Of course, the IDs and address values in each of these are just an examples. But do note that the addresses in the output should be displayed as 8-digit hexadecimal numbers preceded by 0x (that is, they should be C/C++/Java-style hexadecimal constants).
Keep in mind that the addresses used in the program for free blocks and allocations are not real memory addresses – they are simulated memory addresses. Your program should not be doing dynamic memory allocation for blocks of the sizes used in the progam.
Sample Input and Output
You may also supply the option –v on the command line to produce considerable additional
output. After each input request has been completed, the program will display the status of all requests, the contents of the free lists, and the list of deferred requests. For deallocation, the calculation of buddy addresses and the joining of blocks on various free lists will be displayed.
The first sample is the input used the earlier discussion
Here’s what it looks like:
1 + 200
2 + 399
3 + 500
4 + 100
5 + 63
6 + 75
The expected output for this input is as follows:
Request ID 1: allocate 200 bytes.
Success; addr = 0x00000000. Request ID 2: allocate 399 bytes. Success; addr = 0x00000200.
Request ID 3: allocate 500 bytes.
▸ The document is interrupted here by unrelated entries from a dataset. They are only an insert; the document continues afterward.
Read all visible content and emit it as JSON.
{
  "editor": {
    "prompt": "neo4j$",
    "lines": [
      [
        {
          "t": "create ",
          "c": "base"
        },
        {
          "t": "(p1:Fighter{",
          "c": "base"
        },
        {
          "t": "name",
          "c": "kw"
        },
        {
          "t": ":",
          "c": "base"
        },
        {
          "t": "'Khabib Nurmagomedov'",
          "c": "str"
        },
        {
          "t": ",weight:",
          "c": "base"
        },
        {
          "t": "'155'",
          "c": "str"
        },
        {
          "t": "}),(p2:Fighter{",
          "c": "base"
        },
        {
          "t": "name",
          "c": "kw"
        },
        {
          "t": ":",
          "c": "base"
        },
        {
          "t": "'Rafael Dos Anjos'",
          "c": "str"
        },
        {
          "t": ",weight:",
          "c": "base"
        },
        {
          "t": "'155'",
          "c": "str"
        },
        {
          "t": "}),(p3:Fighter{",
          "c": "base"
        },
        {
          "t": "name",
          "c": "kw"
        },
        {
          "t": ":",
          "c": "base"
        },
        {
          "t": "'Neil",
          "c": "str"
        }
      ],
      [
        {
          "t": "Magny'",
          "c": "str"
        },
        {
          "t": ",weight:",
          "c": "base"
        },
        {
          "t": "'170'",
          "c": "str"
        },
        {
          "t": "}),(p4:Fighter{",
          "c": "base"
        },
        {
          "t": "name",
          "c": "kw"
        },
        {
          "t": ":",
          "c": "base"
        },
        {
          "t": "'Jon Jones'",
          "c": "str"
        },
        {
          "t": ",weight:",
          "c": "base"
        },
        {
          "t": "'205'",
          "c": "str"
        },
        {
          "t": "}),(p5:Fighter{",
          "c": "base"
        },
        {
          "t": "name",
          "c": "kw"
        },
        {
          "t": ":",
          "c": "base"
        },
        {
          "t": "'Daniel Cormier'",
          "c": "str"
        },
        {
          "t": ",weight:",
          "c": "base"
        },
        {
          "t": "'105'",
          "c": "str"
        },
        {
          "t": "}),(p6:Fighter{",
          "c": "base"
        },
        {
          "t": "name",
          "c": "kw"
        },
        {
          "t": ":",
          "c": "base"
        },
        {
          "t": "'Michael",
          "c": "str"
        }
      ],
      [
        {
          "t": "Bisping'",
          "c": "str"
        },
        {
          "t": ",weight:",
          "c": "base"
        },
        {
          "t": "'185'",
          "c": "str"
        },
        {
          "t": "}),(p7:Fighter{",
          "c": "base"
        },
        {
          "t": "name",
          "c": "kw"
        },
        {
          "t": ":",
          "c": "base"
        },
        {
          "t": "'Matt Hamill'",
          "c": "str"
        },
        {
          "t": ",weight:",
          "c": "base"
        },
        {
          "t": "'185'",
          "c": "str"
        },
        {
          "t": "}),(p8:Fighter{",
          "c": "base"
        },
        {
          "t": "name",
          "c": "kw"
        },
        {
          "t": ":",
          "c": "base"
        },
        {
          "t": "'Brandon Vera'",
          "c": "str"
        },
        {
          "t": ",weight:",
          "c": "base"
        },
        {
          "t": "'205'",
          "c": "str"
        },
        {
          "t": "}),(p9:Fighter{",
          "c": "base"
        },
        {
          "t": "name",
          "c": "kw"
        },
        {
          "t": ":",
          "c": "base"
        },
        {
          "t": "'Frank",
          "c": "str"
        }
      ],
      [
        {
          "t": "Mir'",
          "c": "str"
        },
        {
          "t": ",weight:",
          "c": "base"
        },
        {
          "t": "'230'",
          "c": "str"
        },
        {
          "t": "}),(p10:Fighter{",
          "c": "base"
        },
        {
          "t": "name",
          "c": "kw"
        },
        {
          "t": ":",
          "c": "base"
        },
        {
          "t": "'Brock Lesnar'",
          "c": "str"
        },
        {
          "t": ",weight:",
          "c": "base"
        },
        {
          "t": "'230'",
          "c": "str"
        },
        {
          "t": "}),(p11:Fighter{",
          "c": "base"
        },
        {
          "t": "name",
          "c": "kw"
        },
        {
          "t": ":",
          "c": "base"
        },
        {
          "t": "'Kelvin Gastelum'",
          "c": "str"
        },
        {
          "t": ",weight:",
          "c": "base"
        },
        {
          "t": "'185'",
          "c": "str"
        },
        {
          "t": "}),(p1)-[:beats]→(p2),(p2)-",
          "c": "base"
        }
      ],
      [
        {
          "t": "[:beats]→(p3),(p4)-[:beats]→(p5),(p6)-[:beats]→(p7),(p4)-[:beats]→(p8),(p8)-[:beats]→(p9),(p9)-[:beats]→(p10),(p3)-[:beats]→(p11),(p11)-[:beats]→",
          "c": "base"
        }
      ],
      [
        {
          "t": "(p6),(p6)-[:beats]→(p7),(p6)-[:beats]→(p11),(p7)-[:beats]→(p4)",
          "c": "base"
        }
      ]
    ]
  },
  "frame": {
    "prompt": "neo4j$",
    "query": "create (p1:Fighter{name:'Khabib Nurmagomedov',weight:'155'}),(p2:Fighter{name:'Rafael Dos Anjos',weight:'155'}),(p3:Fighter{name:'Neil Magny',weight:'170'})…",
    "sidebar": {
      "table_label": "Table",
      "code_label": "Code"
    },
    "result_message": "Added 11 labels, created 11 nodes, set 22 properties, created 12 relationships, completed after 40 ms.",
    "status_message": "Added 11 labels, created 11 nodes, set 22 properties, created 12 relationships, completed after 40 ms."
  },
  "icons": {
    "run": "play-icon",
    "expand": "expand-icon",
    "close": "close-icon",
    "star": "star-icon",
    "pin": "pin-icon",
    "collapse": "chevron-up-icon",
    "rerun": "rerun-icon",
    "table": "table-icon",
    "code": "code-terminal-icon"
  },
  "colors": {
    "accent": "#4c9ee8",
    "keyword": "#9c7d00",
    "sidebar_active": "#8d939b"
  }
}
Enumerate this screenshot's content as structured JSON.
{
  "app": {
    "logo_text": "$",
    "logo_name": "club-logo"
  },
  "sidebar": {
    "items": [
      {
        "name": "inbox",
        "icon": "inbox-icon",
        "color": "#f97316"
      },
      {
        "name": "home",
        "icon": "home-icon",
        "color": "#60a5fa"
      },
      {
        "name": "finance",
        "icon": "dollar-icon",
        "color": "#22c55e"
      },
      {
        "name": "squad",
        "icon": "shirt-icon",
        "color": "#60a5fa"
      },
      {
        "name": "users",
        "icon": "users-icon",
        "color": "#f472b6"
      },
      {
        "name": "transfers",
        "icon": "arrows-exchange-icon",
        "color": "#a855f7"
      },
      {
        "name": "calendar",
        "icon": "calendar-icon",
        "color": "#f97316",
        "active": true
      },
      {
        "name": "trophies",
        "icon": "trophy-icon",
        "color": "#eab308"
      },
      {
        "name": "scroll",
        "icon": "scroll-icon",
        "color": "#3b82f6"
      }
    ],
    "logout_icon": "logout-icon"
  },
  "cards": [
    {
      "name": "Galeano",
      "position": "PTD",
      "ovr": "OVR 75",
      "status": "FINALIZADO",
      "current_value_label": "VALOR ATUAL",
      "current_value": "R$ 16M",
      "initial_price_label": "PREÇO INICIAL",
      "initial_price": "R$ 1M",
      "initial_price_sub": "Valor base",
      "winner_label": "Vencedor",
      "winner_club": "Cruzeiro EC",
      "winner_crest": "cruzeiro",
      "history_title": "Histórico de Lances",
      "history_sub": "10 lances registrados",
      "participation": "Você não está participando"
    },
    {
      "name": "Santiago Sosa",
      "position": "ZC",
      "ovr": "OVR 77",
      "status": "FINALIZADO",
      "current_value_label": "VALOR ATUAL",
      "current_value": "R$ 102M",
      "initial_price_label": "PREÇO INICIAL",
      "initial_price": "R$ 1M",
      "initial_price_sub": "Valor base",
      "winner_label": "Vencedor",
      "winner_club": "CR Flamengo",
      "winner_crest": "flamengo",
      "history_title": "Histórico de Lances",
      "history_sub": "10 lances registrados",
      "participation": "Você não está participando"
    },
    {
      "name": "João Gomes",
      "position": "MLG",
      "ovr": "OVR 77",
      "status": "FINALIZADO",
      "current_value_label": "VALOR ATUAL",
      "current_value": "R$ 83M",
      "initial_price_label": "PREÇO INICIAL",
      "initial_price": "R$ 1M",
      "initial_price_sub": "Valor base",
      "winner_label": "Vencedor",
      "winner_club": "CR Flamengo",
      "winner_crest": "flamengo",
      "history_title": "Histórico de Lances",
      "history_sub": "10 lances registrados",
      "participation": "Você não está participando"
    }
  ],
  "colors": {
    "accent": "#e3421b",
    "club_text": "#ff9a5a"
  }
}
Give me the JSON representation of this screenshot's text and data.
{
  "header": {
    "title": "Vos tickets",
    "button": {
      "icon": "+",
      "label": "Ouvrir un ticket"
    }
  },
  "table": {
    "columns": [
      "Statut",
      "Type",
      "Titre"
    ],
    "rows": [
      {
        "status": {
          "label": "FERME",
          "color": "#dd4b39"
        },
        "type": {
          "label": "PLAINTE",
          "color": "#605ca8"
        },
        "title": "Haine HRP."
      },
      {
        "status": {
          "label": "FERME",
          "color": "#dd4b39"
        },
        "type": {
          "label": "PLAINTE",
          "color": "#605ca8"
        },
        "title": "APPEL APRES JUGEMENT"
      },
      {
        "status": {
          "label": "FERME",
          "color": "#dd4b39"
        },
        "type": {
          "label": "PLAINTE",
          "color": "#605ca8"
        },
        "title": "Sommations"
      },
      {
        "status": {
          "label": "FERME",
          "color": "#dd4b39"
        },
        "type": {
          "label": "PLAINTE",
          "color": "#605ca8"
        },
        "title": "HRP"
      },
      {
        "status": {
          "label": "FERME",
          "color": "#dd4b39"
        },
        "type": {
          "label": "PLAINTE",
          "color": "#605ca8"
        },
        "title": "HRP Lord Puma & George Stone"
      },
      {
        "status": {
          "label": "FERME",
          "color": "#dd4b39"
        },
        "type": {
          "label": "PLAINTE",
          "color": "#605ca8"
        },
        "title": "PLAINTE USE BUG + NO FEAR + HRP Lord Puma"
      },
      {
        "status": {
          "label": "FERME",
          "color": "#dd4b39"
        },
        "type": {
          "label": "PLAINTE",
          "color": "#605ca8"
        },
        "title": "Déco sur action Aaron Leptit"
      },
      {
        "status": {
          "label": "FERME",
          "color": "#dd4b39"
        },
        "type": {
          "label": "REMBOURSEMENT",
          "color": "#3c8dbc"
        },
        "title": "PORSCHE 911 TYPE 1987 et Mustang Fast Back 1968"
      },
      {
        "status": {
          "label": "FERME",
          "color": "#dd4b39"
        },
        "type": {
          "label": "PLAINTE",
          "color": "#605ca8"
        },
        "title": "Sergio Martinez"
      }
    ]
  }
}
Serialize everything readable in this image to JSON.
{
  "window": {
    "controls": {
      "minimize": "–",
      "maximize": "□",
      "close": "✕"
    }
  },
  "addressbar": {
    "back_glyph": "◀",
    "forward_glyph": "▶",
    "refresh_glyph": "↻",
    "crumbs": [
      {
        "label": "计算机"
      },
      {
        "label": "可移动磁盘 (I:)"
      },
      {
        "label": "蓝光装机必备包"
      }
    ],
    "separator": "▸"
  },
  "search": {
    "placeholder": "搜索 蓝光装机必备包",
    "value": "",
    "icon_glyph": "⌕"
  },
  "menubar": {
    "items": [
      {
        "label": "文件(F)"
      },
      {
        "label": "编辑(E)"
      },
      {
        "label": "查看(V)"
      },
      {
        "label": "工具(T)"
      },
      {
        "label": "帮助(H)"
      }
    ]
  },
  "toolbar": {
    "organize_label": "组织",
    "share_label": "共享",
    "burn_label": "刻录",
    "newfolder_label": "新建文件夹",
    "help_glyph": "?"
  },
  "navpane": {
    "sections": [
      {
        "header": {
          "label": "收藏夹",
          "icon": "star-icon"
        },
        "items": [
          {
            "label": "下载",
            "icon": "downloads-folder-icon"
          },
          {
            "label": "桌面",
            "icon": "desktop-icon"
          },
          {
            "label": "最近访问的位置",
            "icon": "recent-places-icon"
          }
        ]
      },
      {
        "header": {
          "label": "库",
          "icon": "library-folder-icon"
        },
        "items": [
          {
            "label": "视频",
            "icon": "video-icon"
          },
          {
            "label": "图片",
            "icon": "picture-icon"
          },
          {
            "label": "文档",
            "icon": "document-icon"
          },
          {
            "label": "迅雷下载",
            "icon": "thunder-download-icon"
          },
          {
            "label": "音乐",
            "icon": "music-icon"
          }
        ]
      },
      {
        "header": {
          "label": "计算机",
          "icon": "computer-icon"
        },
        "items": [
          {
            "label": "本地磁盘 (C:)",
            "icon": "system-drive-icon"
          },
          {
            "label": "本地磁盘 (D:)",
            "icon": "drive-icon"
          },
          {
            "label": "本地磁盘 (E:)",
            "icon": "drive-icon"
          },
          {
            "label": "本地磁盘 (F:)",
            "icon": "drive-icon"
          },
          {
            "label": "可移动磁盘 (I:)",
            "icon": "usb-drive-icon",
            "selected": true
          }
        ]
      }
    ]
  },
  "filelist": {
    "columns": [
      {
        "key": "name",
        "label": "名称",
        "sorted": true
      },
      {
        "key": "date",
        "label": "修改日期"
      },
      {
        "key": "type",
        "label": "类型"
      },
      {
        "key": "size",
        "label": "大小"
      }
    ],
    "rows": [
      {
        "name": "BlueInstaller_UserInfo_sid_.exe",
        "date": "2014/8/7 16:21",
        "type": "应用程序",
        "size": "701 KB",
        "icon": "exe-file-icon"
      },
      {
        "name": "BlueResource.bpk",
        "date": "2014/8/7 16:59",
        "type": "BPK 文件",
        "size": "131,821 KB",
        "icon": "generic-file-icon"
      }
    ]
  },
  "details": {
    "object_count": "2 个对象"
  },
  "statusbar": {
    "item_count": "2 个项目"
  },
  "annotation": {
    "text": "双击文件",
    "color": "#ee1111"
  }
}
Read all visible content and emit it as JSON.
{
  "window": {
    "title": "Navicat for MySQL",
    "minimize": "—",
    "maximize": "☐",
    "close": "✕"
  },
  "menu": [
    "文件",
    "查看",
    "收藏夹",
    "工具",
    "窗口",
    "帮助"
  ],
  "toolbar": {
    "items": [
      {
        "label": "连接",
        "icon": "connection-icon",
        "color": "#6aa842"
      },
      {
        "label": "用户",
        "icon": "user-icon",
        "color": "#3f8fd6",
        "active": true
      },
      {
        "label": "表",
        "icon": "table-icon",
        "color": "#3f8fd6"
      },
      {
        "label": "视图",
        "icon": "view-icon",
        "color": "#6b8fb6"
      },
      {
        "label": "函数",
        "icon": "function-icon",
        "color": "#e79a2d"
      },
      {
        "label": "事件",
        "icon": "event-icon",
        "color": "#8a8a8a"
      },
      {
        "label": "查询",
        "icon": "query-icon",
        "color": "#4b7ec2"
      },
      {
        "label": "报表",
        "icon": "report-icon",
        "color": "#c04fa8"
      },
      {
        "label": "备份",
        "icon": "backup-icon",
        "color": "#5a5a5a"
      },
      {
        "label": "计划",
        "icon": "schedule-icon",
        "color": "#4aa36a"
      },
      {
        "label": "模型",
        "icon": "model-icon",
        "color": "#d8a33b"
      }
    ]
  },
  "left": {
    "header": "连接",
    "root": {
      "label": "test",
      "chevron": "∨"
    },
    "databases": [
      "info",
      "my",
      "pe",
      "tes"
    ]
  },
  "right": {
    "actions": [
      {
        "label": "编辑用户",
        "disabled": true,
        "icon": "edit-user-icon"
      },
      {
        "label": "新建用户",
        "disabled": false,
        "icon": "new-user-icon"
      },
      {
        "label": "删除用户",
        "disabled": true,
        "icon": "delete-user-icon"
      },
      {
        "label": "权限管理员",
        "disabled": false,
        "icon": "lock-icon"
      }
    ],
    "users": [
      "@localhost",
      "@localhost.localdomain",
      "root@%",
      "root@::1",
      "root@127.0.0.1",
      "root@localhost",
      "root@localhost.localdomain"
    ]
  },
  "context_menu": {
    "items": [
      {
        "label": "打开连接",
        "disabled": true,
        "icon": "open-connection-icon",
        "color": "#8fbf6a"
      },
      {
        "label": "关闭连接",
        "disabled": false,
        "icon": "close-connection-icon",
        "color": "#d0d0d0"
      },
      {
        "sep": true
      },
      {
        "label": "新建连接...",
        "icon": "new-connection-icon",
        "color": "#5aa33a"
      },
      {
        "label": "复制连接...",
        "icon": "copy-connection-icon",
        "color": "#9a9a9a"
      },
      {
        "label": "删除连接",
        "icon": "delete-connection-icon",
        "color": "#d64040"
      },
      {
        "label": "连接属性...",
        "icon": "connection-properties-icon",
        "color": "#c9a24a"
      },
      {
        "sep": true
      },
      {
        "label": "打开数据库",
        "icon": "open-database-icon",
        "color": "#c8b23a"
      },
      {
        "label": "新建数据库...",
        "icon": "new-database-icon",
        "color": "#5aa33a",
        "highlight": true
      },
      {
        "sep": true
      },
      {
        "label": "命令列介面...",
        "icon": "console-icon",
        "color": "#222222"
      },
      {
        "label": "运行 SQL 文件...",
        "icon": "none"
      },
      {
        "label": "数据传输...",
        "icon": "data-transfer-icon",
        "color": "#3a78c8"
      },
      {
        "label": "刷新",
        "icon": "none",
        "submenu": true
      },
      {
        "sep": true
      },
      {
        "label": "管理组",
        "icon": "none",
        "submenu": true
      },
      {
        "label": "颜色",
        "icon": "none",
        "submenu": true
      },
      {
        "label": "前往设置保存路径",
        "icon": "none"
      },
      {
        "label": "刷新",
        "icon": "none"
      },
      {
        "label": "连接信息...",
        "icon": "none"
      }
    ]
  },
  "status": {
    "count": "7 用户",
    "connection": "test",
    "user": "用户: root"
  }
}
Request ID 4: allocate 100 bytes.
Success; addr = 0x00000100. Request ID 5: allocate 63 bytes.
Success; addr = 0x00000180. Request ID 6: allocate 75 bytes.
Request deferred. Request ID 4: deallocate.
Deferred request 6 allocated; addr = 0x00000100
Request ID 5: deallocate.
The second sample is somewhat more ambitious, and is found in the file prog3.input2 on
Loki. Here’s what it contains:
1 + 500
2 + 250
3 + 100
4 + 1025
5 + 390
6 + 200
7 + 1
8 + 1200
9 + 200
10 + 2000
11 + 2000
And here is the expected output:
Request ID 1: allocate 500 bytes.
Success; addr = 0x00000000. Request ID 2: allocate 250 bytes. Success; addr = 0x00000200. Request ID 3: allocate 100 bytes. Success; addr = 0x00000300.
Request ID 4: allocate 1025 bytes.
Success; addr = 0x00000800. Request ID 5: allocate 390 bytes. Success; addr = 0x00000400. Request ID 6: allocate 200 bytes. Success; addr = 0x00000600.
Request ID 7: allocate 1 byte.
Success; addr = 0x00000700. Request ID 8: allocate 1200 bytes.
Request ID 9: allocate 200 bytes.
Request ID 10: allocate 2000 bytes.
Request ID 11: allocate 2000 bytes.
Request deferred. Request ID 4: deallocate.
Deferred request 8 allocated; addr = 0x00000800
Request ID 3: deallocate.
Deferred request 9 allocated; addr = 0x00000300
Request ID 2: deallocate.
Request ID 1: deallocate.
Request ID 9: deallocate.
Request ID 7: deallocate.
Request ID 5: deallocate.
Request ID 6: deallocate.
Deferred request 10 allocated; addr = 0x00000000
Request ID 8: deallocate.
Deferred request 11 allocated; addr = 0x00000800
Request ID 10: deallocate.
Request ID 11: deallocate.
Three additional test cases, appropriately named, are also provided. The expected output for each test case can be obtained using the instructor’s solution. Additional test cases may be provided in the future. If so, they’ll be announced on the class web page, and will be given names similar to the samples already provided.
You must write (and test) a C, C++, or Java program that performs the tasks associated with the buddy system memory management system to perform the requests specifined in the input format described earlier. You should ideally have a single file of source code.